**Exercise requirements:** Where does the string "Akceptuj" occur in the entries below? Copy every line where it does.

[Records for this task Boundary: Start]

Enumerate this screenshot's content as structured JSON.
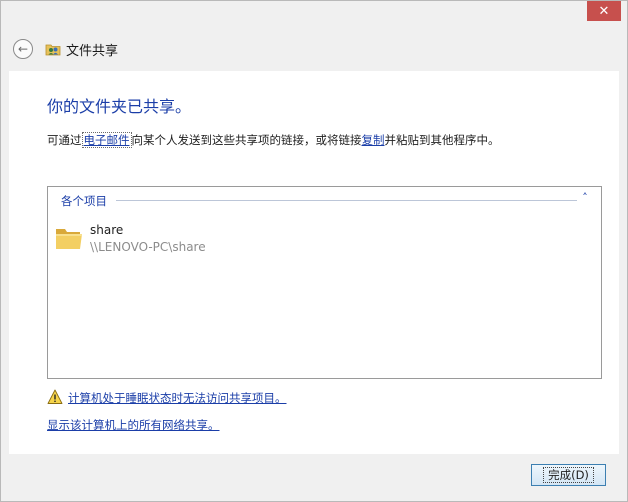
{
  "window": {
    "title": "文件共享",
    "close_icon": "close-icon",
    "close_label": "✕",
    "back_icon": "back-arrow-icon",
    "back_label": "←"
  },
  "main": {
    "heading": "你的文件夹已共享。",
    "desc_prefix": "可通过",
    "desc_email_link": "电子邮件",
    "desc_middle": "向某个人发送到这些共享项的链接，或将链接",
    "desc_copy_link": "复制",
    "desc_suffix": "并粘贴到其他程序中。"
  },
  "items_group": {
    "label": "各个项目",
    "chevron": "˄",
    "items": [
      {
        "name": "share",
        "path": "\\\\LENOVO-PC\\share",
        "icon": "folder-icon"
      }
    ]
  },
  "links": {
    "sleep_warning": "计算机处于睡眠状态时无法访问共享项目。",
    "show_all_shares": "显示该计算机上的所有网络共享。"
  },
  "footer": {
    "done_label": "完成(D)"
  },
  "colors": {
    "link": "#1b3ea8",
    "close_button": "#c7504d",
    "window_bg": "#f0f0f0",
    "content_bg": "#ffffff"
  }
}
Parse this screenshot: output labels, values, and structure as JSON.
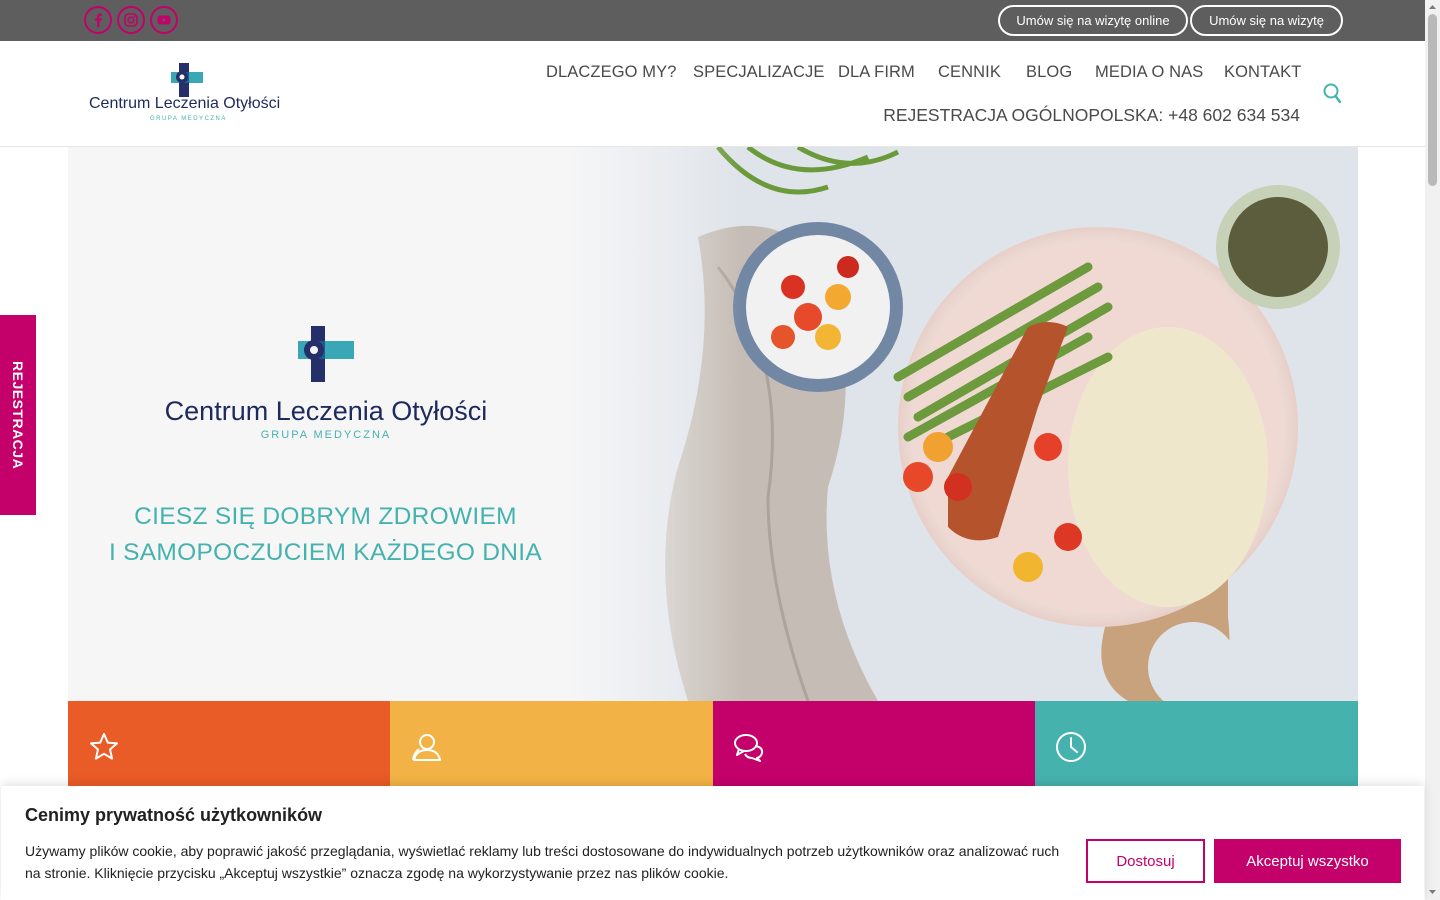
{
  "topbar": {
    "social": [
      {
        "name": "facebook-icon",
        "glyph": "f"
      },
      {
        "name": "instagram-icon"
      },
      {
        "name": "youtube-icon"
      }
    ],
    "btn_online": "Umów się na wizytę online",
    "btn_visit": "Umów się na wizytę"
  },
  "brand": {
    "name": "Centrum Leczenia Otyłości",
    "sub": "GRUPA MEDYCZNA"
  },
  "nav": {
    "items": [
      "DLACZEGO MY?",
      "SPECJALIZACJE",
      "DLA FIRM",
      "CENNIK",
      "BLOG",
      "MEDIA O NAS",
      "KONTAKT"
    ],
    "phone": "REJESTRACJA OGÓLNOPOLSKA: +48 602 634 534"
  },
  "side_tab": {
    "label": "REJESTRACJA"
  },
  "hero": {
    "tagline_line1": "CIESZ SIĘ DOBRYM ZDROWIEM",
    "tagline_line2": "I SAMOPOCZUCIEM KAŻDEGO DNIA"
  },
  "tiles": [
    {
      "icon": "star-icon",
      "color": "#e95b27"
    },
    {
      "icon": "user-icon",
      "color": "#f3b245"
    },
    {
      "icon": "chat-icon",
      "color": "#c4006b"
    },
    {
      "icon": "clock-icon",
      "color": "#45b2ae"
    }
  ],
  "cookie": {
    "title": "Cenimy prywatność użytkowników",
    "text": "Używamy plików cookie, aby poprawić jakość przeglądania, wyświetlać reklamy lub treści dostosowane do indywidualnych potrzeb użytkowników oraz analizować ruch na stronie. Kliknięcie przycisku „Akceptuj wszystkie” oznacza zgodę na wykorzystywanie przez nas plików cookie.",
    "btn_customize": "Dostosuj",
    "btn_accept": "Akceptuj wszystko"
  },
  "colors": {
    "accent": "#c4006b",
    "teal": "#45b2ae",
    "navy": "#1e2a5e",
    "orange": "#e95b27",
    "yellow": "#f3b245",
    "topbar": "#5e5e5e"
  }
}
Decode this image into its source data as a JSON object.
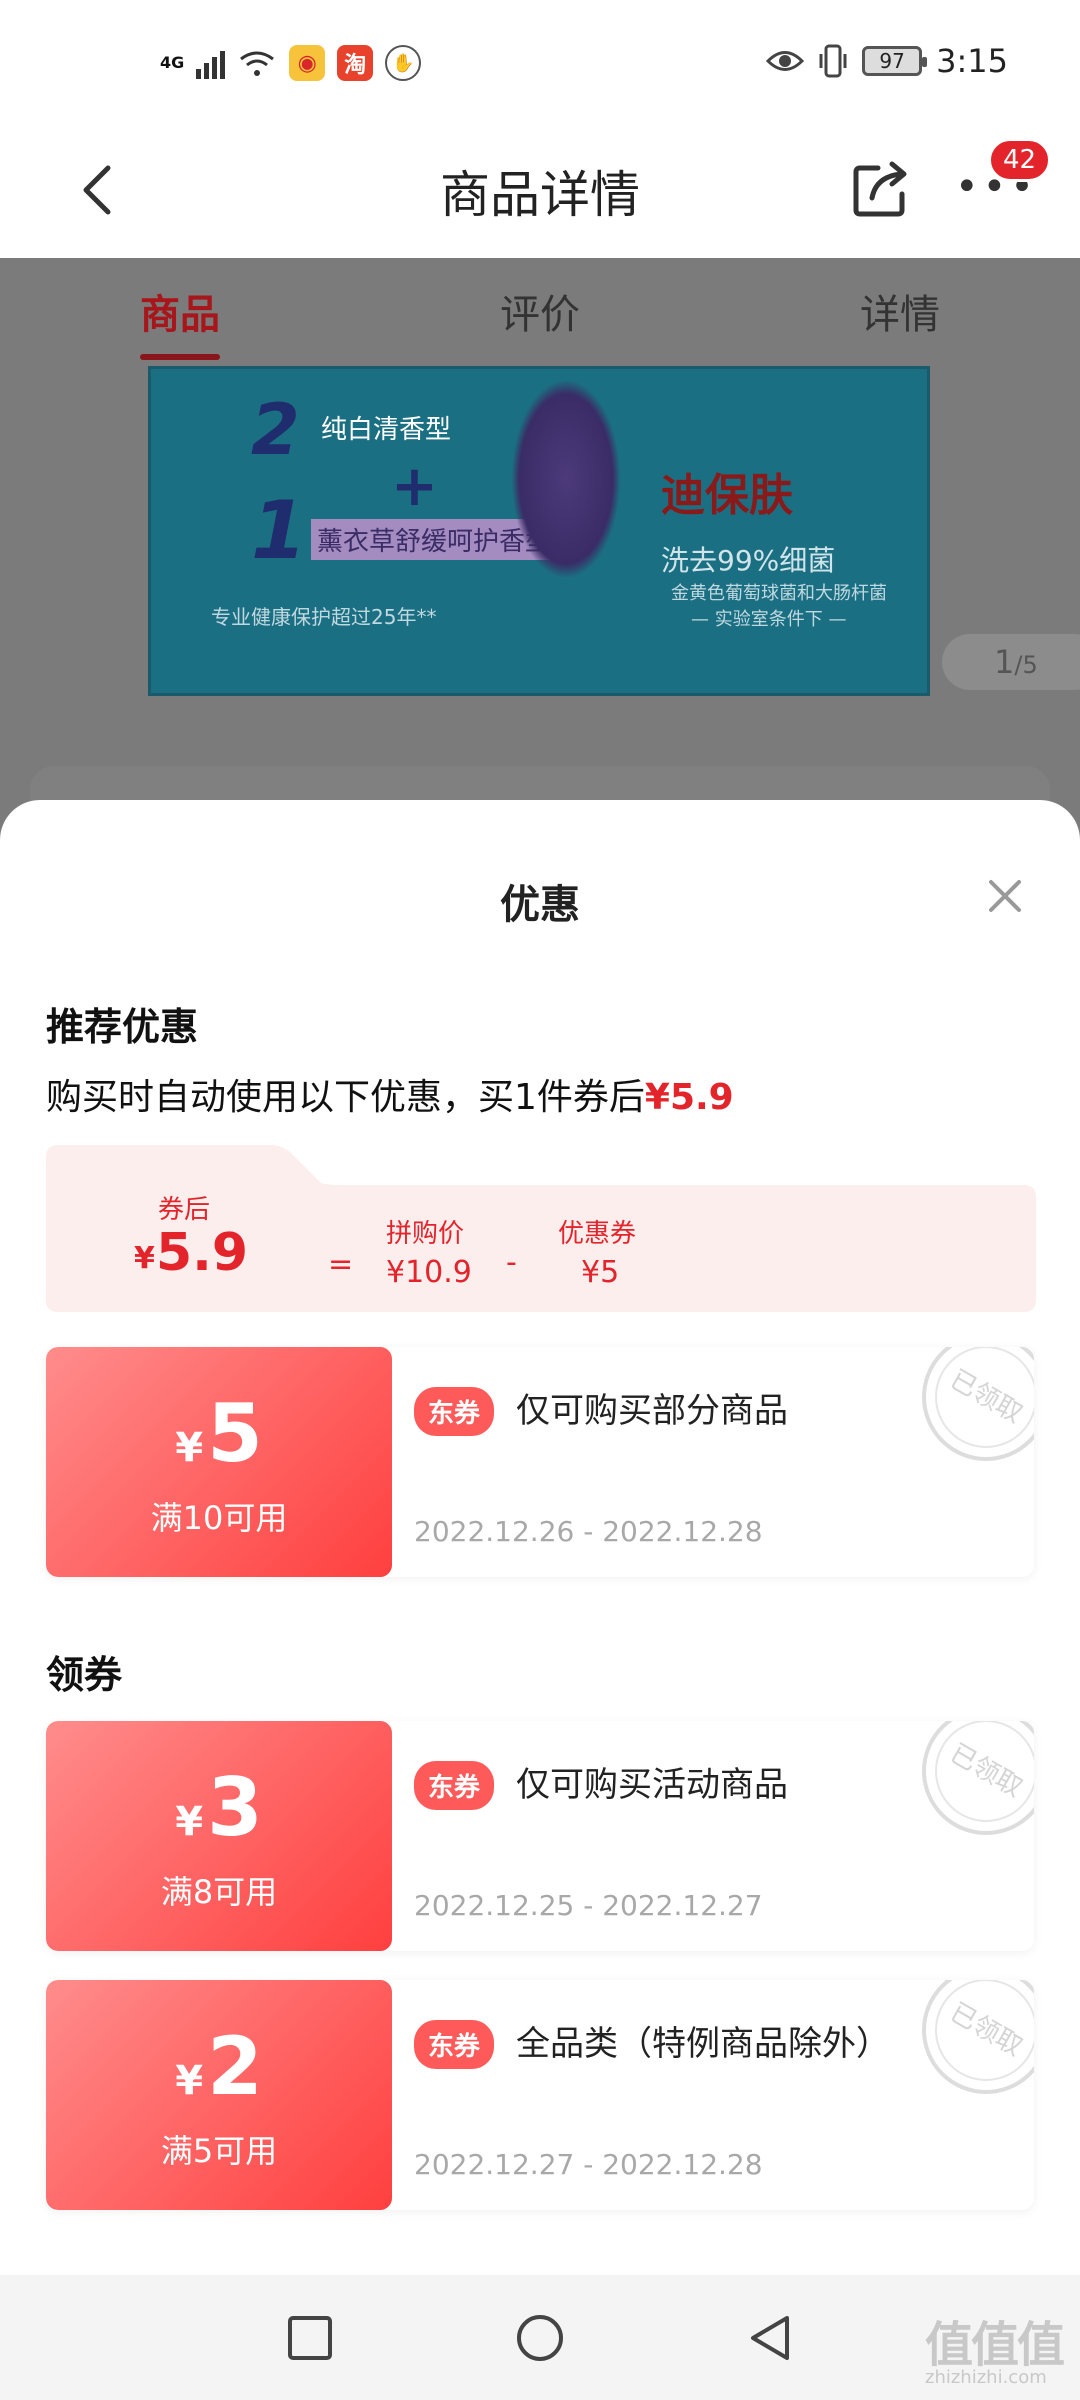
{
  "status_bar": {
    "network": "4G",
    "battery": "97",
    "time": "3:15",
    "app_icons": [
      "weibo-icon",
      "taobao-icon",
      "app-icon"
    ]
  },
  "header": {
    "title": "商品详情",
    "badge_count": "42"
  },
  "tabs": [
    "商品",
    "评价",
    "详情"
  ],
  "banner": {
    "line2": "纯白清香型",
    "line1": "薰衣草舒缓呵护香型",
    "num_a": "2",
    "num_b": "1",
    "brand": "迪保肤",
    "claim": "洗去99%细菌",
    "sub1": "金黄色葡萄球菌和大肠杆菌",
    "sub2": "— 实验室条件下 —",
    "footnote": "专业健康保护超过25年**",
    "pager_current": "1",
    "pager_total": "/5"
  },
  "sheet": {
    "title": "优惠",
    "recommend_title": "推荐优惠",
    "auto_text": "购买时自动使用以下优惠，买1件券后",
    "auto_price": "¥5.9",
    "summary": {
      "after_label": "券后",
      "after_yen": "¥",
      "after_value": "5.9",
      "equals": "=",
      "group_label": "拼购价",
      "group_value": "¥10.9",
      "minus": "-",
      "coupon_label": "优惠券",
      "coupon_value": "¥5"
    },
    "claim_title": "领券",
    "coupons": [
      {
        "yen": "¥",
        "amount": "5",
        "condition": "满10可用",
        "tag": "东券",
        "desc": "仅可购买部分商品",
        "date": "2022.12.26 - 2022.12.28",
        "stamp": "已领取"
      },
      {
        "yen": "¥",
        "amount": "3",
        "condition": "满8可用",
        "tag": "东券",
        "desc": "仅可购买活动商品",
        "date": "2022.12.25 - 2022.12.27",
        "stamp": "已领取"
      },
      {
        "yen": "¥",
        "amount": "2",
        "condition": "满5可用",
        "tag": "东券",
        "desc": "全品类（特例商品除外）",
        "date": "2022.12.27 - 2022.12.28",
        "stamp": "已领取"
      }
    ]
  },
  "watermark": {
    "logo": "值值值",
    "domain": "zhizhizhi.com"
  },
  "colors": {
    "accent_red": "#e3242b",
    "coupon_gradient_start": "#ff8c8c",
    "coupon_gradient_end": "#ff3f3f",
    "summary_bg": "#fdeeee"
  }
}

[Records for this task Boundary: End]

**Result of the task:**
    "text": "Używamy plików cookie, aby poprawić jakość przeglądania, wyświetlać reklamy lub treści dostosowane do indywidualnych potrzeb użytkowników oraz analizować ruch na stronie. Kliknięcie przycisku „Akceptuj wszystkie” oznacza zgodę na wykorzystywanie przez nas plików cookie.",
    "btn_accept": "Akceptuj wszystko"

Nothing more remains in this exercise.